President of the NFUEdit
In January 1970 the incumbent President of the NFU Gwilym Williams failed to get the 80% support necessary to be re-elected, and Plumb was elected President of the NFU in his place. Plumb's term of office included British accession to the European Economic Community and its Common Agricultural Policy and Plumb negotiated for greater support for British agriculture; he stressed that Britain no longer had the economic power to bring cheap food prices. Plumb was, however, a strong supporter of British membership of the European Economic Community; he was considered as a possible director for the pro-market campaign in the 1975 referendum campaign and was described as one of its most indefatigable spokesmen. Plumb was awarded a knighthood in the Queen's Birthday Honours list in 1973.
Having joined the Conservative Party, Plumb was elected Member of the European Parliament for the Cotswolds seat in 1979 and remained in the European Parliament until 1999, being President of the European Parliament 1987–1989. He was made a Life peer as Baron Plumb, of Coleshill in the County of Warwickshire on 6 April 1987.
On 11 October 1988, Plumb received international attention. During the papal visit to the European Parliament in Strasbourg, Pope John Paul II was delivering a speech. The infamous Ian Paisley heckled throughout the delivery, brandishing posters accusing the Pope of being the Antichrist. Using his position as president, Plumb ordered Paisley to leave the chamber.
2012 allegations of conflict of interestEdit
In June 2012 the Bureau of Investigative Journalism and The Independent newspaper revealed how senior members of the House of Lords failed to disclose their business interests in a public inquiry. As of July 2012, Plumb's entry in the register of interests listed his only remunerated employment/profession as 'farming', despite his involvement with the Brussels-based lobbying firm Alber and Geiger since 2007. According to The Independent, Plumb insisted "he did not need to register his involvement because he had never been in employment, paid or unpaid by the firm".
- The Plumb Line: A Journey Through Agriculture and Politics by Henry Plumb. Greycoat Press. 2001. (Autobiography)
- Leonard Amey, "A fighter to lead the farmers", The Times, 30 January 1970, p. 10.
- "Probables And Possibles For N.F.U. Presidency", The Times, 29 December 1965, p. 4.
- "N.F.U. Choose New President", The Times, 9 April 1966, p. 6.
- "MP's motion on alleged farm report leak", The Times, 8 February 1969, p. 3.
- Leonard Amey, "President of NFU is ousted", The Times, 30 January 1970, p. 2.
- Leonard Amey, "Britain can no longer attract cheap food, NFU chief says", The Times, 23 January 1973, p. 11.

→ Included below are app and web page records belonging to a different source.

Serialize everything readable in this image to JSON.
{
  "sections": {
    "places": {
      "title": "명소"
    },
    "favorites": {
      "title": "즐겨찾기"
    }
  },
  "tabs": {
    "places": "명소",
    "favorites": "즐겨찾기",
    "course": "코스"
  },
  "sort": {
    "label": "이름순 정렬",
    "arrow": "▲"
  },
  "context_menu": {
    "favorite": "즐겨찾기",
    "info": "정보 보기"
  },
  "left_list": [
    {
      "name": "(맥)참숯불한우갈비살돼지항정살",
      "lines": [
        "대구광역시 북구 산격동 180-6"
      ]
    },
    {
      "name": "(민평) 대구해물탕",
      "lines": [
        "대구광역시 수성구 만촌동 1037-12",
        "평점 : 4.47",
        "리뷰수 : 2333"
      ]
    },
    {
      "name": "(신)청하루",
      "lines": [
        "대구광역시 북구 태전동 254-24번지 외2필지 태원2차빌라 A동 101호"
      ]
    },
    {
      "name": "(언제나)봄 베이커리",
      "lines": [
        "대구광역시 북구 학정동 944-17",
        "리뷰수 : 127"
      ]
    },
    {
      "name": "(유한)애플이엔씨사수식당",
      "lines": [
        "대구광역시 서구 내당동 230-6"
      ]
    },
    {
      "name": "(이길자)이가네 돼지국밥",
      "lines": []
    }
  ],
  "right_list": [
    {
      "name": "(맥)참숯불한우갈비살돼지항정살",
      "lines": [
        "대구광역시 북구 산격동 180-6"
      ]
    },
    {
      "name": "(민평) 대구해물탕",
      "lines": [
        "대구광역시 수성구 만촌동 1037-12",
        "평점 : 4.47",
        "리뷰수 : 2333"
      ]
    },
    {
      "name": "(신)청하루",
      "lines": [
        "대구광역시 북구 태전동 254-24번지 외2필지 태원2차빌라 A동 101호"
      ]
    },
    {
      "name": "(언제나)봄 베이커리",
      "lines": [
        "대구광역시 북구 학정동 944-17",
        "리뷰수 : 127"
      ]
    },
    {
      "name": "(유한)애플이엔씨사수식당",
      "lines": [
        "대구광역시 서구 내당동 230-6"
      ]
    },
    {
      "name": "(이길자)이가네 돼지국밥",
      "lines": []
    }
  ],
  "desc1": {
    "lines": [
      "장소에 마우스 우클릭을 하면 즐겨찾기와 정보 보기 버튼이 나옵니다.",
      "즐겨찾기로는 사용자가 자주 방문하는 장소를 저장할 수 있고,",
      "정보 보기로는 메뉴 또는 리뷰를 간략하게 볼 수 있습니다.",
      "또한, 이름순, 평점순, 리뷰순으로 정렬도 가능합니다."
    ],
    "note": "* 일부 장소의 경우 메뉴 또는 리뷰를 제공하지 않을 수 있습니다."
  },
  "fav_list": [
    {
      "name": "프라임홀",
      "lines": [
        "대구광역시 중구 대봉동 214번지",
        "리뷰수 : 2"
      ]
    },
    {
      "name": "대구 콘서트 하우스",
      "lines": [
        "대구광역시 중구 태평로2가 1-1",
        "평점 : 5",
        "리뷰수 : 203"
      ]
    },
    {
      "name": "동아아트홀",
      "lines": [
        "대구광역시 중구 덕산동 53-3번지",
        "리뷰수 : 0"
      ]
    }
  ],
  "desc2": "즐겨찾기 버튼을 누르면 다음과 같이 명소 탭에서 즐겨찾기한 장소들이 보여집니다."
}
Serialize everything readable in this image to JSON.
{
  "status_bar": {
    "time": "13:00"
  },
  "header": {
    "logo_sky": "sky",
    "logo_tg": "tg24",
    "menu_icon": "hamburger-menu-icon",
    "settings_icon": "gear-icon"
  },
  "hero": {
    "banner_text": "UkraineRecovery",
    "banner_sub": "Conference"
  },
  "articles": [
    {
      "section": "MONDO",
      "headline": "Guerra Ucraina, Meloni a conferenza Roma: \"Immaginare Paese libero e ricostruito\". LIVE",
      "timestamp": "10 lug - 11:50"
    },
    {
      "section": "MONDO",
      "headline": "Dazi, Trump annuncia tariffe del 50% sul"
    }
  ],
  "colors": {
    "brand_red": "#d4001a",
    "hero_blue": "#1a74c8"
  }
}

- David Butler and Uwe Kitzinger, "The 1975 Referendum", Macmillan, 1975, p. 73.
- Butler & Kitzinger p. 171.
- "Birthday Honours", The Times, 2 June 1973, p. 4.
- "No. 45984". The London Gazette (Supplement). 2 June 1973. p. 6473.
- "No. 46127". The London Gazette. 13 November 1973. p. 13485.
- "No. 50886". The London Gazette. 9 April 1987. p. 4745.
- "Register of Lords' Interests". parliament.uk. Archived from the original on 24 July 2012.
- "Chamber of secrets: House of Lords exposed". Website. Bureau of Investigative Journalism. Retrieved 24 June 2012.
- "Lord Charles Henry Plumb". Website. Alber & Geiger. Archived from the original on 30 September 2013. Retrieved 24 June 2012.
- "Undeclared interests: Peers fail to register business roles". Website. Bureau of Investigative Journalism. Retrieved 24 June 2012.
|Orders of precedence in the United Kingdom|
The Lord Stevens of Ludgate
The Lord Sainsbury of Preston Candover